Task statement ▸
Every entry must be repeated exactly. Exclude all pictures.

(Given data)

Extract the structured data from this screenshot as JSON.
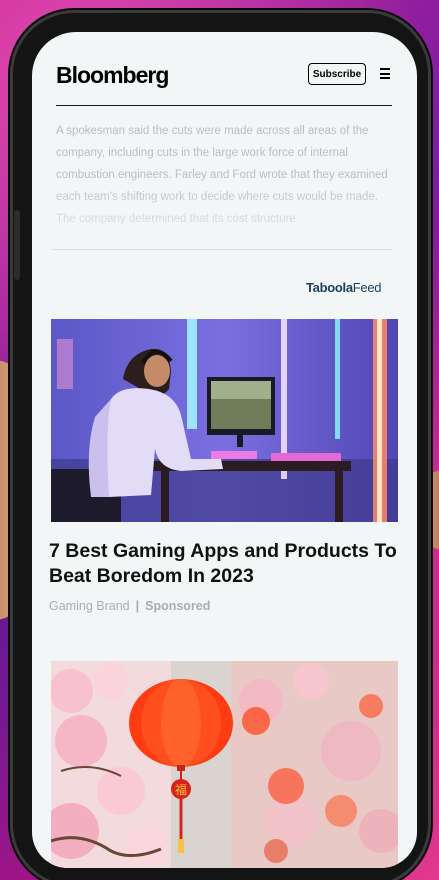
{
  "header": {
    "logo": "Bloomberg",
    "subscribe_label": "Subscribe",
    "menu_icon": "hamburger-menu-icon"
  },
  "article": {
    "faded_text": "A spokesman said the cuts were made across all areas of the company, including cuts in the large work force of internal combustion engineers. Farley and Ford wrote that they examined each team’s shifting work to decide where cuts would be made. The company determined that its cost structure"
  },
  "feed": {
    "taboola_brand": "Taboola",
    "taboola_feed": "Feed",
    "cards": [
      {
        "title": "7 Best Gaming Apps and Products To Beat Boredom In 2023",
        "source": "Gaming Brand",
        "separator": "|",
        "sponsored": "Sponsored"
      }
    ],
    "second_card_image_glyph": "福"
  },
  "colors": {
    "background_pink": "#c2188f",
    "background_purple": "#7b1fa2",
    "screen_bg": "#f3f6f7",
    "taboola_blue": "#1a3f5c",
    "faded_text": "#b9bec2",
    "meta_text": "#a9adb1"
  }
}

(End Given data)

Reply to the task ▸
Extract the structured data from this screenshot as JSON.
{
  "header": {
    "logo": "Bloomberg",
    "subscribe_label": "Subscribe",
    "menu_icon": "hamburger-menu-icon"
  },
  "article": {
    "faded_text": "A spokesman said the cuts were made across all areas of the company, including cuts in the large work force of internal combustion engineers. Farley and Ford wrote that they examined each team’s shifting work to decide where cuts would be made. The company determined that its cost structure"
  },
  "feed": {
    "taboola_brand": "Taboola",
    "taboola_feed": "Feed",
    "cards": [
      {
        "title": "7 Best Gaming Apps and Products To Beat Boredom In 2023",
        "source": "Gaming Brand",
        "separator": "|",
        "sponsored": "Sponsored"
      }
    ],
    "second_card_image_glyph": "福"
  },
  "colors": {
    "background_pink": "#c2188f",
    "background_purple": "#7b1fa2",
    "screen_bg": "#f3f6f7",
    "taboola_blue": "#1a3f5c",
    "faded_text": "#b9bec2",
    "meta_text": "#a9adb1"
  }
}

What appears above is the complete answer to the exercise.